In the early 20th century, engineers and architects were certainly thinking outside the box when it came to city planning here in New York. There was the proposal to fill in the Hudson River for traffic and housing, the idea to create a giant conveyor belt to carry people between Grand Central and Times Square, and the plan tostack the city like a layered cake. Though these ideas sound whacky, they were born from the rise of the automobile and suburbinization. With many Americans moving out of urban centers, planners sought new ways to reimagine the modern city and entice car-loving prospects.
Another such idea is this 1927 one for a 16-mile elevated highway that would have traveled across building rooftops from the Battery all the way to Yonkers. Conceived by engineer John K. Hencken, it required all buildings to be uniform at 12 stories. Within them would have been standard uses — residences, offices, schools, theaters, restaurants — and elevators to take cars from the street to the skyway.

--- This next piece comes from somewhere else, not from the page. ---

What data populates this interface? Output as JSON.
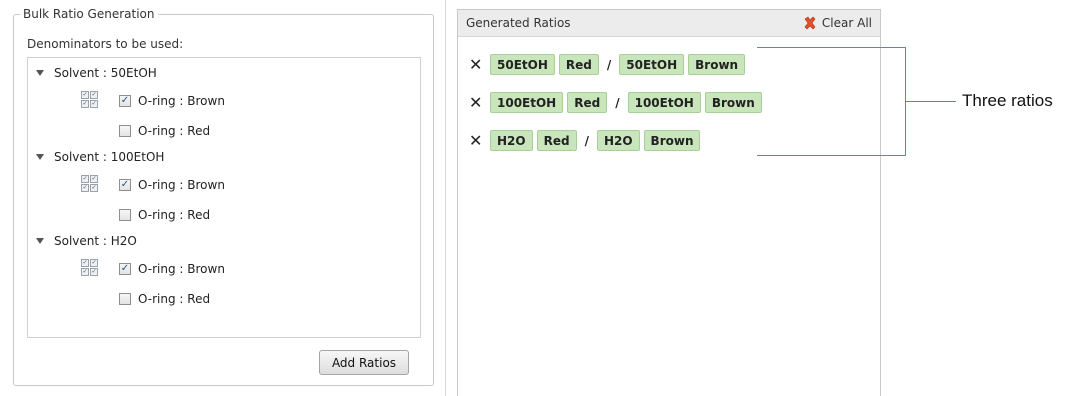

Sure it’s crazy and was never built, but at the time, Hencken’s proposal was “approved by a number of eminent engineers and city planners. They say it is entirely feasible from an engineering standpoint,” according to a Popular Science article in which it was featured. The article continued: “Our artist pictures here an ingenious new plan for solving NYC’s traffic problems by a remarkable system of roof-top boulevards running more than sixteen miles in a straight line through the heart of the city. Bridging of cross streets for free movement of traffic; moving platforms for speedy and convenient service; healthful elevated playgrounds for children; underground railway freight service—these are some of its outstanding features.”